What is Order Processing?
Order processing refers to the workflow associated with serving a customer’s order, from the receipt of the order, until the goods have been delivered to the customer and properly documented. It consists of complex stages happening in a sequence and supported by other business processes within the company. The end result of the process is the fulfillment of a customer’s order. A consistent order fulfillment process results in customer satisfaction
Stages of Order Processing
This is the stage where a demand for a product becomes a signal for a buyer to place an order. There are several ways to do this: manually, via access to an online ordering system, or using electronic data interchange systems connecting a customer’s internal order management system to that of a regular supplier.
The use of standardized order forms is essential when ordering, whether done manually or online. This guides the customers in preparing the orders, facilitates ease in processing and minimizes errors in entry. Some important inputs on the order form are: Ship to Address, Item Number and description, Order Quantity, and delivery date. In most cases, companies maintain a database of its customers and product maintenance, interfacing with its order processing system.
Once the order is finalized, the customer transmits the order information to the supplier either manually, sent via email, or clicking a confirmation key when ordering online, or using EDI systems.Once received, the seller triggers the process in serving the order.
This is the part where the seller checks the order for validity before serving the items. Details such as Order Date, Payment Terms, Item, Order Quantity, Unit Price, etc., are checked. Checking also includes stock checking, accuracy checking, credit checking, back ordering, order cancelling, transcription, and billing.
The accounts receivable system is a reference for order entry since customer credit or payment status is required to clear the order to be served.
Customer feedback is also important especially when the order cannot be served as expected by the customer, for whatever reason: product not available, delivery date not feasible, credit or payment impediments, etc.
Once the order is cleared, the preparation process begins and may involve product retrieval, production or purchase.For most finished goods, product retrieval from a warehouse is triggered by a pick slip, a report used to gather the items that are on a sales order.

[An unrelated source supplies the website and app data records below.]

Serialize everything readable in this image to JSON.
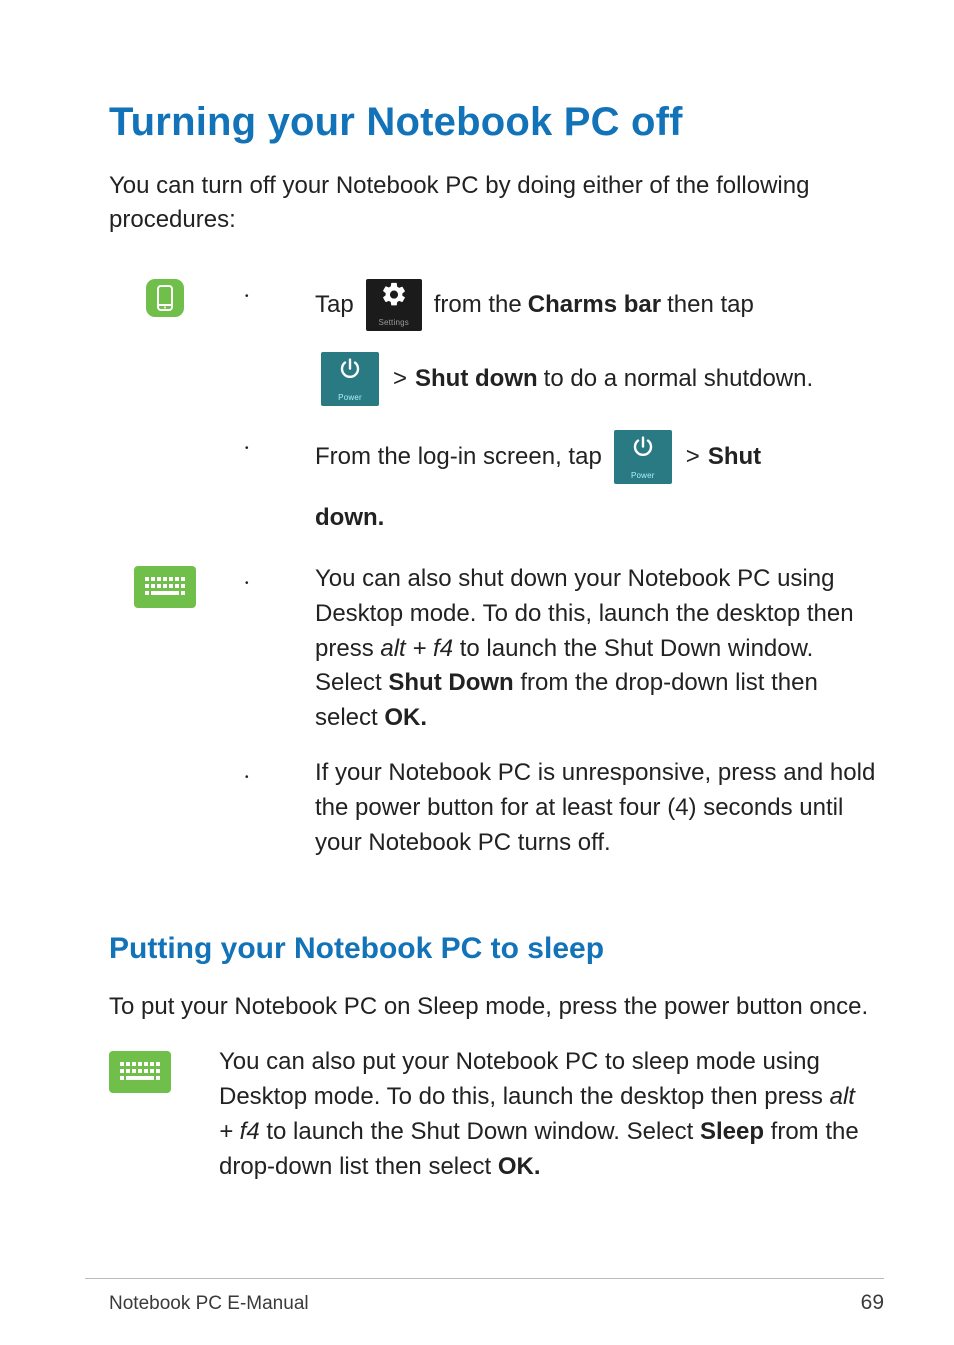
{
  "title": "Turning your Notebook PC off",
  "intro": "You can turn off your Notebook PC by doing either of the following procedures:",
  "icons": {
    "settings_label": "Settings",
    "power_label": "Power"
  },
  "touch_steps": {
    "step1": {
      "pre_tap": "Tap",
      "post_tap": "from  the",
      "charms_bar": "Charms bar",
      "then_tap": "then tap",
      "gt": ">",
      "shut_down": "Shut down",
      "trail": "to do a normal shutdown."
    },
    "step2": {
      "pre": "From the log-in screen, tap",
      "gt": ">",
      "shut": "Shut",
      "down_period": "down."
    }
  },
  "kbd_steps": {
    "step1": {
      "text_a": "You can also shut down your Notebook PC using Desktop mode. To do this, launch the desktop then press ",
      "altf4": "alt + f4",
      "text_b": " to launch the Shut Down window. Select ",
      "shut_down": "Shut Down",
      "text_c": " from the drop-down list then select ",
      "ok": "OK."
    },
    "step2": "If your Notebook PC is unresponsive, press and hold the power button for at least four (4) seconds until your Notebook PC turns off."
  },
  "h2": "Putting your Notebook PC to sleep",
  "sleep_intro": "To put your Notebook PC on Sleep mode, press the power button once.",
  "sleep_body": {
    "a": "You can also put your Notebook PC to sleep mode using Desktop mode. To do this, launch the desktop then press ",
    "altf4": "alt + f4",
    "b": " to launch the Shut Down window. Select ",
    "sleep": "Sleep",
    "c": " from the drop-down list then select ",
    "ok": "OK."
  },
  "footer": "Notebook PC E-Manual",
  "page_number": "69"
}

After the items have been prepared, a shipping confirmation is generated to record how many items were actually picked and packed for shipment based on the order. Information confirmed at this stage serves as a basis of the details of the shipping documents (e.g. waybill), and the final invoice for the customer.
Shipping documentation and the schedule of delivery is arranged at this point. Shipping logistics agreements and insurance against damage or loss during handling are important considerations for order delivery. But the most important goal of this process is to meet the delivery schedule agreed with the customer.
Order Status Reporting
It is vital to provide the customer with a status of the order once this has been shipped out. This starts with the tracing and tracking of the order once released from the warehouse. Order tracing/ tracking technologies like laser-beam bar-coding, and GPS applications are being used by logistics companies like FedEx, UPS.
The Invoice, which contains the order details and the charges, are also released at this stage, and Invoice transmittal may be done manually or electronically via email or any online B2B application.
Optimizing with Order Processing
The elements of Order Processing are complex interdependent steps that need to be performed seamlessly to ensure a smooth delivery of goods to the customer. Each element is supported by separate independent processes happening simultaneously with the order process.
An effective order processing system must have a smooth interface with other existing business processes in order to operate optimally. The goal is to fulfill customer orders with consistent reliability, enhancing the customer experience with the company, and bring about customer satisfaction — to sustain profitability.